- **What you need to do**
Check every line of the data and copy the ones where "wyświetleń" appears.

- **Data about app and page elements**
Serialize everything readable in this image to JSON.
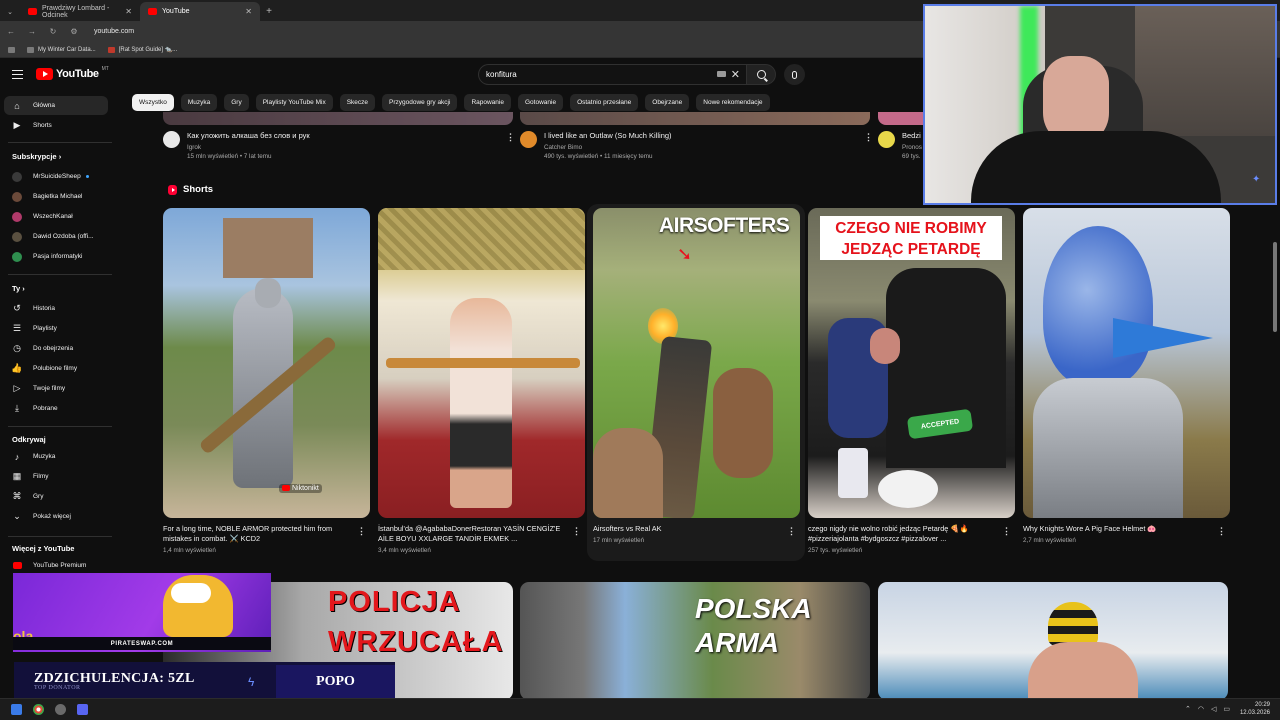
{
  "browser": {
    "tabs": [
      {
        "title": "Prawdziwy Lombard - Odcinek",
        "active": false
      },
      {
        "title": "YouTube",
        "active": true
      }
    ],
    "url": "youtube.com",
    "bookmarks": [
      "My Winter Car Data...",
      "[Rat Spot Guide] 🐀..."
    ]
  },
  "youtube": {
    "logo_text": "YouTube",
    "country_code": "MT",
    "search_value": "konfitura",
    "chips": [
      "Wszystko",
      "Muzyka",
      "Gry",
      "Playlisty YouTube Mix",
      "Skecze",
      "Przygodowe gry akcji",
      "Rapowanie",
      "Gotowanie",
      "Ostatnio przesłane",
      "Obejrzane",
      "Nowe rekomendacje"
    ],
    "active_chip": "Wszystko"
  },
  "sidebar": {
    "top": [
      {
        "label": "Główna",
        "icon": "home-icon",
        "active": true
      },
      {
        "label": "Shorts",
        "icon": "shorts-icon",
        "active": false
      }
    ],
    "subscriptions_header": "Subskrypcje",
    "subscriptions": [
      {
        "label": "MrSuicideSheep",
        "color": "#3a3a3a",
        "live": true
      },
      {
        "label": "Bagietka Michael",
        "color": "#6b4a3a",
        "live": false
      },
      {
        "label": "WszechKanał",
        "color": "#b03a6a",
        "live": false
      },
      {
        "label": "Dawid Ozdoba (offi...",
        "color": "#5a5040",
        "live": false
      },
      {
        "label": "Pasja informatyki",
        "color": "#2f8f4f",
        "live": false
      }
    ],
    "you_header": "Ty",
    "you": [
      {
        "label": "Historia",
        "icon": "history-icon"
      },
      {
        "label": "Playlisty",
        "icon": "playlist-icon"
      },
      {
        "label": "Do obejrzenia",
        "icon": "clock-icon"
      },
      {
        "label": "Polubione filmy",
        "icon": "thumb-up-icon"
      },
      {
        "label": "Twoje filmy",
        "icon": "your-videos-icon"
      },
      {
        "label": "Pobrane",
        "icon": "download-icon"
      }
    ],
    "explore_header": "Odkrywaj",
    "explore": [
      {
        "label": "Muzyka",
        "icon": "music-icon"
      },
      {
        "label": "Filmy",
        "icon": "film-icon"
      },
      {
        "label": "Gry",
        "icon": "gamepad-icon"
      },
      {
        "label": "Pokaż więcej",
        "icon": "chevron-down-icon"
      }
    ],
    "more_header": "Więcej z YouTube",
    "more": [
      {
        "label": "YouTube Premium",
        "icon": "youtube-premium-icon"
      }
    ]
  },
  "top_videos": [
    {
      "title": "Как уложить алкаша без слов и рук",
      "channel": "Igrok",
      "meta": "15 mln wyświetleń • 7 lat temu",
      "avatar_color": "#e8e8e8"
    },
    {
      "title": "I lived like an Outlaw (So Much Killing)",
      "channel": "Catcher Bimo",
      "meta": "490 tys. wyświetleń • 11 miesięcy temu",
      "avatar_color": "#e08a2a"
    },
    {
      "title": "Bedzi",
      "channel": "Pronos",
      "meta": "69 tys.",
      "avatar_color": "#e8d84a"
    }
  ],
  "shorts": {
    "heading": "Shorts",
    "items": [
      {
        "title": "For a long time, NOBLE ARMOR protected him from mistakes in combat. ⚔️ KCD2",
        "views": "1,4 mln wyświetleń",
        "watermark": "Niktonikt"
      },
      {
        "title": "İstanbul'da @AgababaDonerRestoran YASİN CENGİZ'E AİLE BOYU XXLARGE TANDİR EKMEK ...",
        "views": "3,4 mln wyświetleń"
      },
      {
        "title": "Airsofters vs Real AK",
        "views": "17 mln wyświetleń",
        "overlay": "AIRSOFTERS"
      },
      {
        "title": "czego nigdy nie wolno robić jedząc Petardę 🍕🔥 #pizzeriajolanta #bydgoszcz #pizzalover ...",
        "views": "257 tys. wyświetleń",
        "overlay": "CZEGO NIE ROBIMY JEDZĄC PETARDĘ"
      },
      {
        "title": "Why Knights Wore A Pig Face Helmet 🐽",
        "views": "2,7 mln wyświetleń"
      }
    ]
  },
  "bottom_thumbs": [
    {
      "overlay": "POLICJA WRZUCAŁA"
    },
    {
      "overlay": "POLSKA ARMA"
    },
    {
      "overlay": ""
    }
  ],
  "stream_overlay": {
    "alert_site": "PIRATESWAP.COM",
    "donor_line": "ZDZICHULENCJA: 5ZL",
    "donor_sub": "TOP DONATOR",
    "donor_right": "POPO"
  },
  "taskbar": {
    "time": "20:29",
    "date": "12.03.2026"
  }
}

- **Solution to this exercise**
      "meta": "15 mln wyświetleń • 7 lat temu",
      "meta": "490 tys. wyświetleń • 11 miesięcy temu",
        "views": "1,4 mln wyświetleń",
        "views": "3,4 mln wyświetleń"
        "views": "17 mln wyświetleń",
        "views": "257 tys. wyświetleń",
        "views": "2,7 mln wyświetleń"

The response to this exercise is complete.